This summer, WWF is helping support two expeditions that will take on some of the world’s most difficult waters, to see first-hand the effects of Arctic climate change. One expedition is sailing across the top of Russia, a journey of 6000 nautical miles through the Northeast Passage, while another is attempting a west to east transit of the Northwest Passage, also by sailing boat, a journey of about 7,000 nautical miles.
Tom Arnbom of Sweden was on the ‘Explorer of Sweden’ though the Northeast Passage, as was WWF Arctic Programme Director Neil Hamilton for much of the trip, replaced near the end by WWF polar bear coordinator Geoff York. On the ‘Silent Sound’ Cameron Dueck of the Open Passage Expedition is filing regular stories from the Northwest passage. Come back for photos and stories throughout the summer, and follow the progress of the boats as they follow in the wake of some of history’s most intrepid explorers.
By Neil Hamilton
After approaching the south end of Veygach Island we anchored at 3am outside one of the very rare villages in the Russian arctic, Varnak, and slept. This is Nenets territory: the samoyeds of historical legend, an indigenous people of the region between Archangelsk and Yamal peninsula. In the morning we landed, and met with the community leader and what seemed like the entire village: visitors are exceedingly uncommon, so we (especially dressed in our bright blue goretex ‘smurf suits’) were quite a novelty.
The village has about 100 people, and as was proudly explained, about 40 children, all of whom are shyly watching us from the windows as we pass. The houses are wooden, ranging in age from early Soviet times to quite new, and either raw timber or painted bright colours, particularly blue. The single street, ‘Moscow Road’, is a sea of wildflowers with a timber boardwalk footpath – obviously it gets wet underfoot quite often!
Alexander and his two sons offered to take us to see the reinder herd on the tundra about 7km away. We walked with them across the rolling hills and valleys, glad of our rubber boots in the marshes. It’s high summer here (despite being only about 5 degrees) and the upper layer of the permafrost is melted so there is plenty of water around.
With summer comes comes a burst of life to the Arctic unseen anywhere else. 24 hours of light ‘supercharges’ the ecology, so the entire annual cycle of reproduction, birth, feeding and growth takes places in a few short weeks. Wherever we looked we could see evidence of this: lemmings as I have never seen them before, arctic skua families aloft, buzzards, and lots of snowy owls.
Snowy owls rank as one of my favourites birds and in most places I have been are rare. Here I saw at least 10 without trying, openly sitting on high points in the tundra, or gliding low over hunting grounds. We were able to approach to about 20 metres without disturbing them. Simply amazing!

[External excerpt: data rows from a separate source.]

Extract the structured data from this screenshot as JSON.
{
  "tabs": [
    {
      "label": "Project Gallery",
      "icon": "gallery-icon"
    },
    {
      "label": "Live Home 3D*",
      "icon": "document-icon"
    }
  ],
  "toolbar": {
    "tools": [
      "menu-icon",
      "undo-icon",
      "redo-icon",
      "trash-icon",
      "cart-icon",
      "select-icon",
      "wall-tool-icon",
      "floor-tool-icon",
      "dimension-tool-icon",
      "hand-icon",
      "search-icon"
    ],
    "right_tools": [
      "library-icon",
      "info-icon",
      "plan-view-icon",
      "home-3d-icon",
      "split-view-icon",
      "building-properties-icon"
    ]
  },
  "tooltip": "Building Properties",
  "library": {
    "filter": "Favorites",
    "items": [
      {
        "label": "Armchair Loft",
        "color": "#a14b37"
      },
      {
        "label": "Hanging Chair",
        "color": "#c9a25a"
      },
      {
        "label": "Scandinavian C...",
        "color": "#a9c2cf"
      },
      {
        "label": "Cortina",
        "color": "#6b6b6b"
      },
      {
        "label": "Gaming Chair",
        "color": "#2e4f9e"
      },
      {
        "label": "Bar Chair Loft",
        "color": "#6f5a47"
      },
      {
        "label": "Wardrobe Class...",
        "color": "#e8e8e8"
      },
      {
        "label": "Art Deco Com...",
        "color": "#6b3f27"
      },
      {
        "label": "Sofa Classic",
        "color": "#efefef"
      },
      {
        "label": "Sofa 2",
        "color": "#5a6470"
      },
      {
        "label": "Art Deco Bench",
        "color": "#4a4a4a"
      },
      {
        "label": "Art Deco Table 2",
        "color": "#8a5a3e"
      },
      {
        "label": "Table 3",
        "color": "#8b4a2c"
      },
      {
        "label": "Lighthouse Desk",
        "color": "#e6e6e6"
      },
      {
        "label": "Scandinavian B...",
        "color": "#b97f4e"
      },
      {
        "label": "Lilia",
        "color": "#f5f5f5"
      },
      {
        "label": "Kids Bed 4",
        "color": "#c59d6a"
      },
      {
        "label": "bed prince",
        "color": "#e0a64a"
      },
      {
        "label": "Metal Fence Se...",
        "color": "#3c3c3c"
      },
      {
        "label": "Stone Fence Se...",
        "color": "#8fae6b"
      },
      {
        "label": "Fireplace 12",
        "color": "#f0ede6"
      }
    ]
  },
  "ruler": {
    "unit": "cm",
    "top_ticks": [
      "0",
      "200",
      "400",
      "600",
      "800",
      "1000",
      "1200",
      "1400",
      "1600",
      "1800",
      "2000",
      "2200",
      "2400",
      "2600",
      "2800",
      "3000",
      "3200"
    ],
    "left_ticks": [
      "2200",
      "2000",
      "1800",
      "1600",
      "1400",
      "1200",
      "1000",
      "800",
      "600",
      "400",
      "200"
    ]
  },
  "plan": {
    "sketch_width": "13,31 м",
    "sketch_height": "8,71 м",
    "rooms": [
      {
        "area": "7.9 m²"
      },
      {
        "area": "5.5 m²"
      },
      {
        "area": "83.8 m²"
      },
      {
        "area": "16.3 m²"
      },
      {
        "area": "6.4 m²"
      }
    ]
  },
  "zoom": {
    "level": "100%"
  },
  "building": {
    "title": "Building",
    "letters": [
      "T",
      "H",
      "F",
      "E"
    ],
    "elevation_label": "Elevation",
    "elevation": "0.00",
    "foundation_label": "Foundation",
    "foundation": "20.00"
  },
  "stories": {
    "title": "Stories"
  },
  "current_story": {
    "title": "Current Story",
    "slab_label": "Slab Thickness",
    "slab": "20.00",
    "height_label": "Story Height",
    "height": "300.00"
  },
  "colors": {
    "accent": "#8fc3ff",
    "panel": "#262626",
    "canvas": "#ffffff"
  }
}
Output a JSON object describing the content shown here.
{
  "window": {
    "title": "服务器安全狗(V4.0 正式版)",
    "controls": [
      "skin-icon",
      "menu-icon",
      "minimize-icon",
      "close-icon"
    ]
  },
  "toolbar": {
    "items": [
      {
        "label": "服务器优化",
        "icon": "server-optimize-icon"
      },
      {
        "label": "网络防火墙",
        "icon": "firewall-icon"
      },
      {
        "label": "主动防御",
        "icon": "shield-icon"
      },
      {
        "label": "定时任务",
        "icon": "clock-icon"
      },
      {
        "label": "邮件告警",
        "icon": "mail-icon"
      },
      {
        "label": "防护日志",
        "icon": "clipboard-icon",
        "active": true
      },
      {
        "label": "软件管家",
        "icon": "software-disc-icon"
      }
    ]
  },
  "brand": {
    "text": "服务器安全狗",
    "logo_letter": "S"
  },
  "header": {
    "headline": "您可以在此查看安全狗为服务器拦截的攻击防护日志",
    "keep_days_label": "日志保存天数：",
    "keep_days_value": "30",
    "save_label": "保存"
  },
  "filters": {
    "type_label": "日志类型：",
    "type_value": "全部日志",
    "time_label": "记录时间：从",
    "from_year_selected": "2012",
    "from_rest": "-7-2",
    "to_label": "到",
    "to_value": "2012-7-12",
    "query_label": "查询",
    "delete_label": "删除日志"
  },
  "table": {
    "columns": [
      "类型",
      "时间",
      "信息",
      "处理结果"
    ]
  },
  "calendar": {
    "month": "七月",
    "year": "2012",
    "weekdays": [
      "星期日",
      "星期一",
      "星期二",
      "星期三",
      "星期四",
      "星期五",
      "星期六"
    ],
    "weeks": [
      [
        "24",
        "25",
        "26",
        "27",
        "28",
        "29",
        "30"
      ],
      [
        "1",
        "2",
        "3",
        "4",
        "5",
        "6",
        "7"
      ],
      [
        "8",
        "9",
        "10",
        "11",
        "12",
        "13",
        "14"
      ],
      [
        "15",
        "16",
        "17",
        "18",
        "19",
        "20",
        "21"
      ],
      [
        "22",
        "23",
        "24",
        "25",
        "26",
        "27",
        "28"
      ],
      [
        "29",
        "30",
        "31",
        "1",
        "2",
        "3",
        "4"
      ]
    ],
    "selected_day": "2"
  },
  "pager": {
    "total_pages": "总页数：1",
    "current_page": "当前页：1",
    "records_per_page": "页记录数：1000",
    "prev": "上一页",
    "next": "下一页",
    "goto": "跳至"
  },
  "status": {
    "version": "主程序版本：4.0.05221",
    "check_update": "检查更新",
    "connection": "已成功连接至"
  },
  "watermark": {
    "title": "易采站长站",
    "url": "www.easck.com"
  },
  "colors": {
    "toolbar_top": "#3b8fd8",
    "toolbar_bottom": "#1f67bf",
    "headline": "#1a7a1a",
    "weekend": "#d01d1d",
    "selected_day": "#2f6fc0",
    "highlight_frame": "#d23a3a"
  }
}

Then to see the reindeer, about a thousand, with a single conical felt tent (a ‘chum’) for the herders to live in. They use a reindeer-drawn sleigh and dogs to round up the stock, fat and healthy on the abundant lichen and grasses. The animals surge in one mass, huge velvety antlers above them, down the hills and up the other side. When you imagine the weather here for most of the year (very cold, snow-covered and wind swept) you begin to understand the the adaptation of these, the oldest domesticated stock on earth, extraordinary animals.
The Nenets people of Varnak live simple lives, herding, hunting, and fishing. They have electricity for light, coal for heating, TV, and a telephone for the village. Perhaps one resupply ship per year (which was due in February, but hasn’t arrived yet) and few if any visitors. And for most of the year they are subjected to bitter cold and a frozen land.
We bought a few handmade reindeer skin articles, and gave some perhaps token gifts for their kindness in letting us into their lives for a day. I certainly felt honoured to have met them and seen how they live in a harsh, arctic environment.
Then we returned to the ‘Explorer’, and sailed east through Yugoskiy Shar into the arctic Kara Sea.